Afghanis Combat Opium Dependency
- Combating Dependency in Afghanistan
The Rise and Response to Opium Dependency in Afghanistan
For many people in Afghanistan without access to healthcare, opium
is often the only means they haveto control pain. However, there is
now a massive culture of dependency throughout the country, creating
serious social, economic and health effects on those who are
addicted as well as their families and communities. Islamic Relief
has opened a new health center in northern Afghanistan to treat
dependency, giving people a chance to combat their addiction and
begin a new life.
Afghanistan is the world's largest producer of opium and heroin; a
rising number of Afghans are also becoming dependent on the drug.
One of the provinces most severely affected is Balkh in northern
Afghanistan. Here, opium is often traded like tea and is largely
considered to be a medicine rather than a dangerous drug.
Many of the people dependent on opium in Balkh are women who use it
to dull the pain caused by working for many hours on heavy weaving
looms. However, the dependency is affecting their health,
livelihoods and ability to care for their children. In order to
tackle this problem, Islamic Relief has been working in partnership
with the United Nations Office on Drugs and Crime (UNODC) and has
established a Drug Treatment and Rehabilitation Center, in northern
Balkh's Shortepa District that provides counseling, detoxification
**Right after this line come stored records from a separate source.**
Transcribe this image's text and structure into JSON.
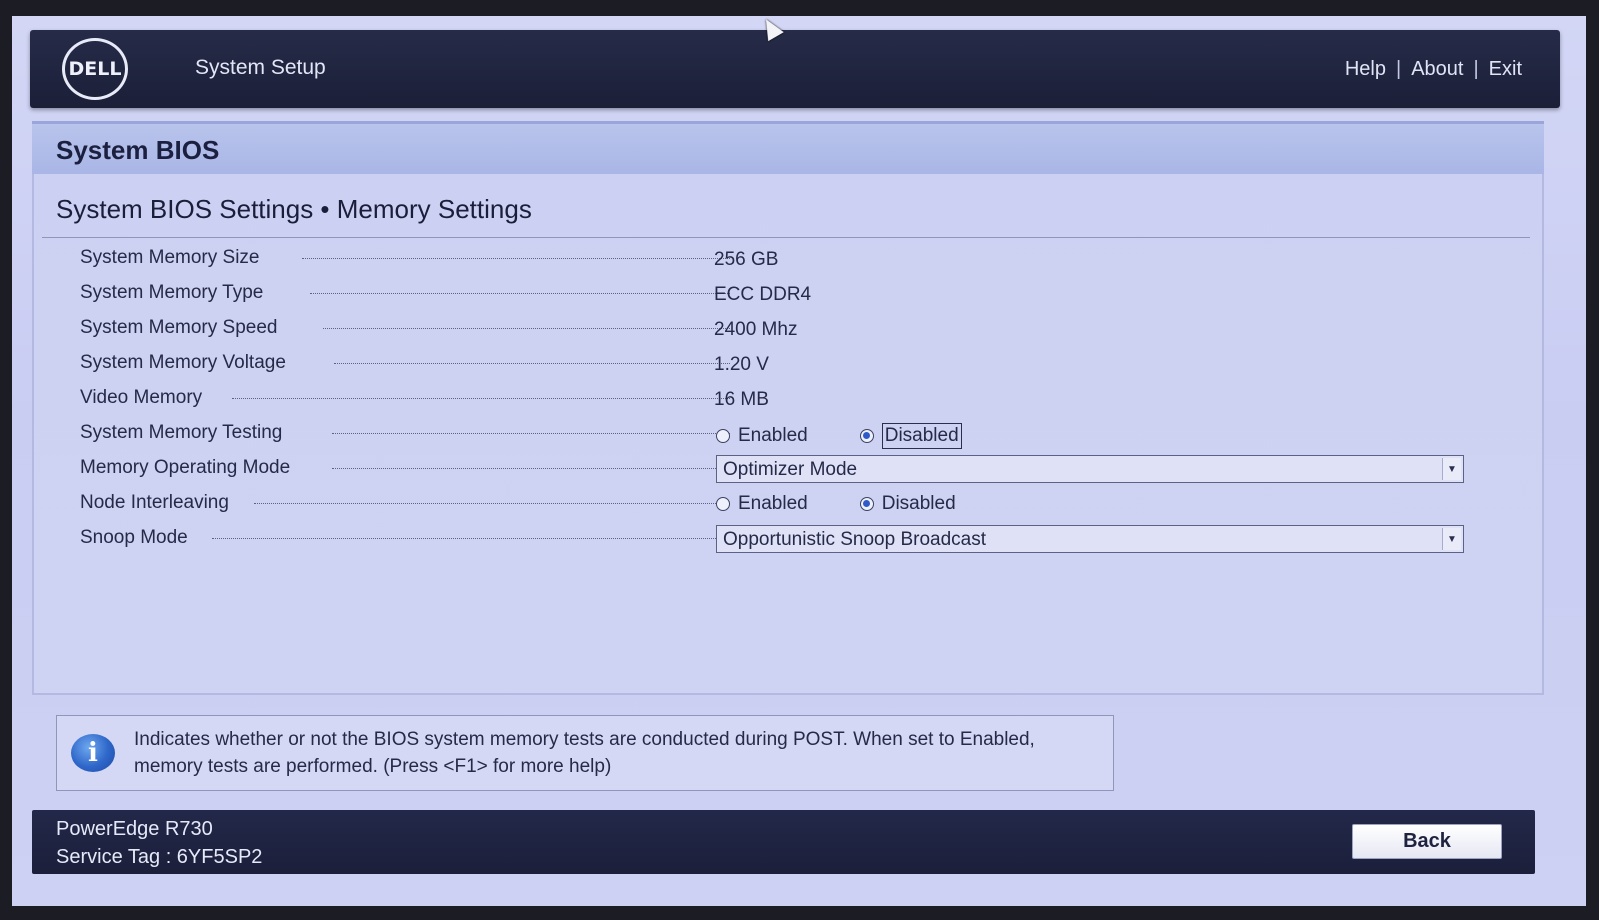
{
  "header": {
    "logo_text": "DELL",
    "title": "System Setup",
    "nav": [
      "Help",
      "About",
      "Exit"
    ]
  },
  "panel": {
    "title": "System BIOS",
    "section_title": "System BIOS Settings • Memory Settings"
  },
  "settings": {
    "memory_size": {
      "label": "System Memory Size",
      "value": "256 GB"
    },
    "memory_type": {
      "label": "System Memory Type",
      "value": "ECC DDR4"
    },
    "memory_speed": {
      "label": "System Memory Speed",
      "value": "2400 Mhz"
    },
    "memory_voltage": {
      "label": "System Memory Voltage",
      "value": "1.20 V"
    },
    "video_memory": {
      "label": "Video Memory",
      "value": "16 MB"
    },
    "memory_testing": {
      "label": "System Memory Testing",
      "option_enabled": "Enabled",
      "option_disabled": "Disabled",
      "selected": "Disabled"
    },
    "operating_mode": {
      "label": "Memory Operating Mode",
      "value": "Optimizer Mode"
    },
    "node_interleaving": {
      "label": "Node Interleaving",
      "option_enabled": "Enabled",
      "option_disabled": "Disabled",
      "selected": "Disabled"
    },
    "snoop_mode": {
      "label": "Snoop Mode",
      "value": "Opportunistic Snoop Broadcast"
    }
  },
  "help": {
    "icon": "info-icon",
    "text": "Indicates whether or not the BIOS system memory tests are conducted during POST. When set to Enabled, memory tests are performed. (Press <F1> for more help)"
  },
  "footer": {
    "model": "PowerEdge R730",
    "service_tag": "Service Tag : 6YF5SP2",
    "back_label": "Back"
  },
  "colors": {
    "header_bg": "#1b1f38",
    "panel_bg": "#ccd0f2",
    "title_bar": "#a9b6e6",
    "radio_selected": "#2f5bc9"
  }
}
services, and medical care.
After living in an Afghan refugee camp in Pakistan for 15 years, 42-
year-old Taza Gul, along with her husband and children, returned to
their native Afghanistan in 2001 hoping for a fresh start in life.
They returned home with nothing, except the food package they
received from the United Nations, and had to stay with relatives for
a few months before getting their own two-roomed house in a small
village in Shortepa. Unfortunately, Taza Gul, a patient at Islamic
Relief 's drug center in Shortepa, is just one of the many number of
women who are dependent on drugs in Afghanistan. She suffers from
many medical and psychological problems. She often feels suicidal,
blames herself for her children's addiction to opium and considers
herself unable to care for them.
"I gave birth to 11 daughters and sons but unfortunately six of them
have passed away," said Taza Gul. "In my last unsafe delivery I gave
birth to twin male babies with the support of an inexperienced,
traditional birth attendant. I suffered severe problems after the
birth and became seriously sick with continuous, intolerable pain."
"As the time passed, my problem got so complicated and the pain
became tremendously agonizing, that I started crying all day and
night. This is when I was advised by an addict to use the opium for
pain relief. I found it relaxed me and got rid of my pain and I
didn't have any other access to painkillers because there was no
health center here at the time," she continued.
"None of my other family members ever advised me to stop. My
husband, two young sons and many other close relativesalso use the
"The health of my twin babies was very bad. They looked so weak and
pale because we could not afford to give them enough food or
healthcare. He deteriorated so badly that he died when he was only
eight months old."
Determined to Change
"This event has deeply touched my senses and I am now determined to
give more time to the surviving twin and to save his life. I started
working hard with my husband on our small home farm and tried to get
laboring work where I could, but I found it difficult to leave my
child at home as he used to cry when I was not there," Taza
"Unfortunately I took the advice of another neighbor who told me to
give my child some of the same ghost (opium) to relax him so I could
go out to work. Many other mothers also do this. It is the decision
between staying at home and having no money or to calm my sons with
the drug so I can earn money for their food. I made the wrong
decision and gave him the drug so I could go and work. "
"I am sad not only because I am an addict but because I don't know
what the future of my sons will be. They have never been to school
and have no interest in going. I wish me and my family could give
the drug up and I am hopeful that the treatment I am receiving will
Islamic Relief's Work
Islamic Relief 's drug treatment and rehabilitation center in
Shortepa provides residential care as well as in home support,
including counseling, detoxification, advice and regular follow-ups
to check patients' progress. This is part of a general health clinic
that provides over 7,500 people with basic health care including
prenatal and post-natal care. The staff also carries out educational
awareness-raising sessions concerning the harmful effects of drug
use within the local communities.
WORLD VIEW NEWS SERVICE
To subscribe to this group, send an email to:
NEWS ARCHIVE IS OPEN TO PUBLIC VIEW
Need some good karma? Appreciate the service?
Please consider donating to WVNS today.
Email ummyakoub@... for instructions.
To leave this list, send an email to: